▶ EXERCISE DATA

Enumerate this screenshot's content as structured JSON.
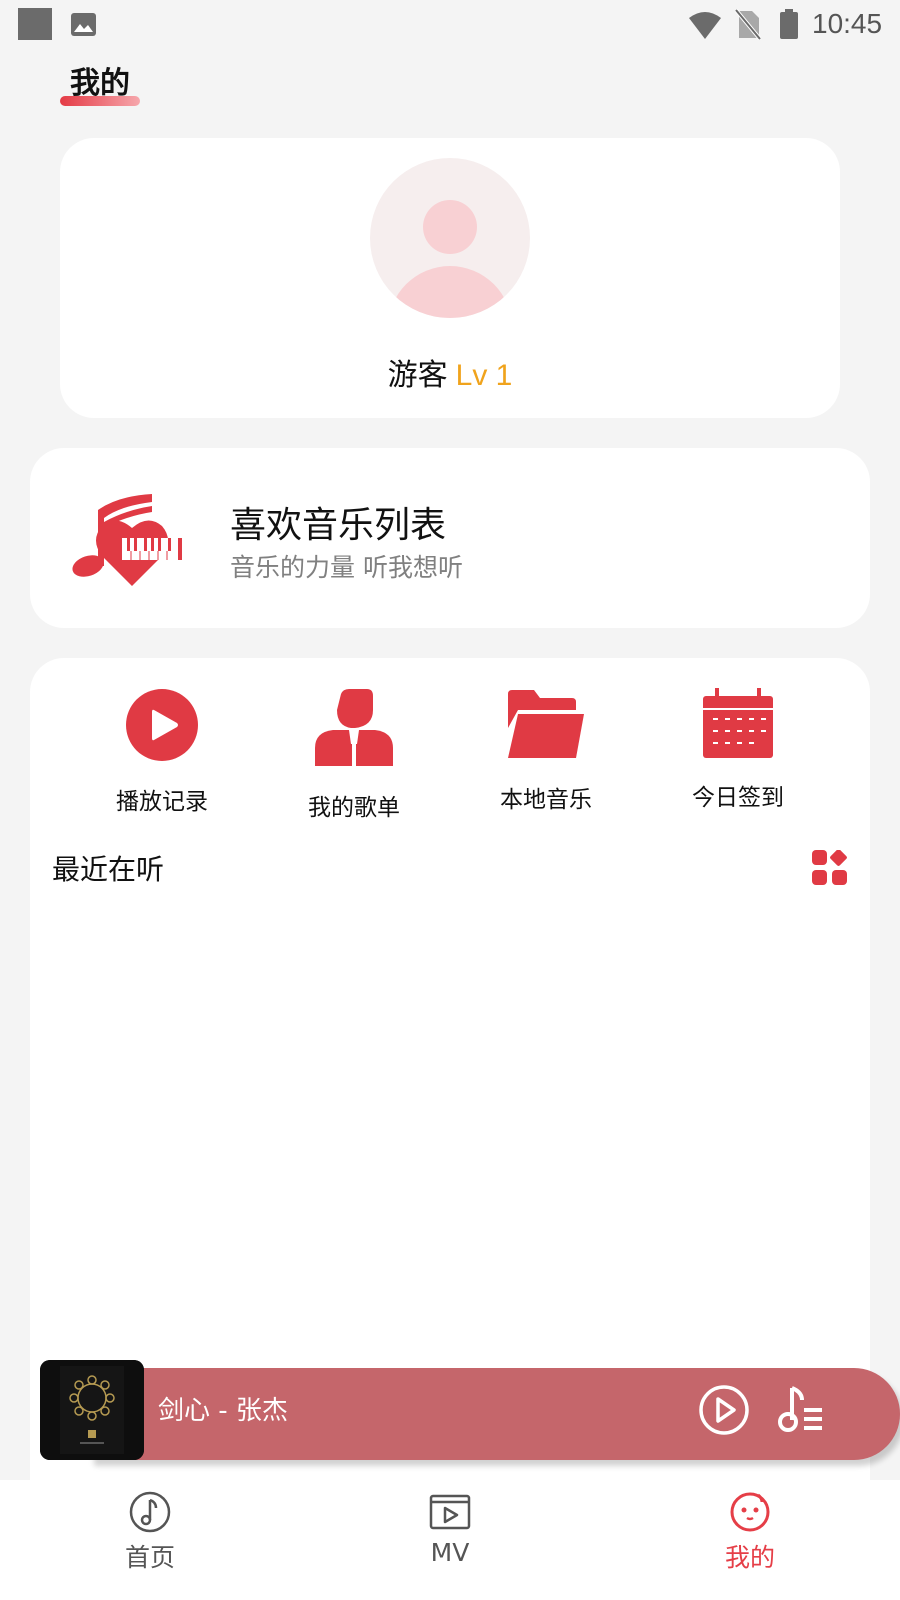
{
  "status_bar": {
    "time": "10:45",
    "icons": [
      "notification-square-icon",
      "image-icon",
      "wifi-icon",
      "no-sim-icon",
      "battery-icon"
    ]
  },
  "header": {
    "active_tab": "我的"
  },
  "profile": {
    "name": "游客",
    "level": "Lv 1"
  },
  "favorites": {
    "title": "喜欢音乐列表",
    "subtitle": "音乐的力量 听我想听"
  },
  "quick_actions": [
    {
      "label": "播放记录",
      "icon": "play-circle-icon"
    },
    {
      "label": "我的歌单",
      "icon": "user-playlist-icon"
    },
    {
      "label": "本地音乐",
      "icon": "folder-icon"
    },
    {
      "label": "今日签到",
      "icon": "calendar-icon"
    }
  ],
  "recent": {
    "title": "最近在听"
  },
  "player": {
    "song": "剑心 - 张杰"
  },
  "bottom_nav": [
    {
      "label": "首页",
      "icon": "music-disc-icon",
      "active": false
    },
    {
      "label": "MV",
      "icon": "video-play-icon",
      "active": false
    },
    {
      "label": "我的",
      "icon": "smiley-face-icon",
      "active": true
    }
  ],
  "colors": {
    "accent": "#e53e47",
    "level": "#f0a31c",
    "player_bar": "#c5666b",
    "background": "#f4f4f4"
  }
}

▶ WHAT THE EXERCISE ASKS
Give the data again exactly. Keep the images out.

▶ SOLUTION TO THE PROBLEM
Enumerate this screenshot's content as structured JSON.
{
  "status_bar": {
    "time": "10:45",
    "icons": [
      "notification-square-icon",
      "image-icon",
      "wifi-icon",
      "no-sim-icon",
      "battery-icon"
    ]
  },
  "header": {
    "active_tab": "我的"
  },
  "profile": {
    "name": "游客",
    "level": "Lv 1"
  },
  "favorites": {
    "title": "喜欢音乐列表",
    "subtitle": "音乐的力量 听我想听"
  },
  "quick_actions": [
    {
      "label": "播放记录",
      "icon": "play-circle-icon"
    },
    {
      "label": "我的歌单",
      "icon": "user-playlist-icon"
    },
    {
      "label": "本地音乐",
      "icon": "folder-icon"
    },
    {
      "label": "今日签到",
      "icon": "calendar-icon"
    }
  ],
  "recent": {
    "title": "最近在听"
  },
  "player": {
    "song": "剑心 - 张杰"
  },
  "bottom_nav": [
    {
      "label": "首页",
      "icon": "music-disc-icon",
      "active": false
    },
    {
      "label": "MV",
      "icon": "video-play-icon",
      "active": false
    },
    {
      "label": "我的",
      "icon": "smiley-face-icon",
      "active": true
    }
  ],
  "colors": {
    "accent": "#e53e47",
    "level": "#f0a31c",
    "player_bar": "#c5666b",
    "background": "#f4f4f4"
  }
}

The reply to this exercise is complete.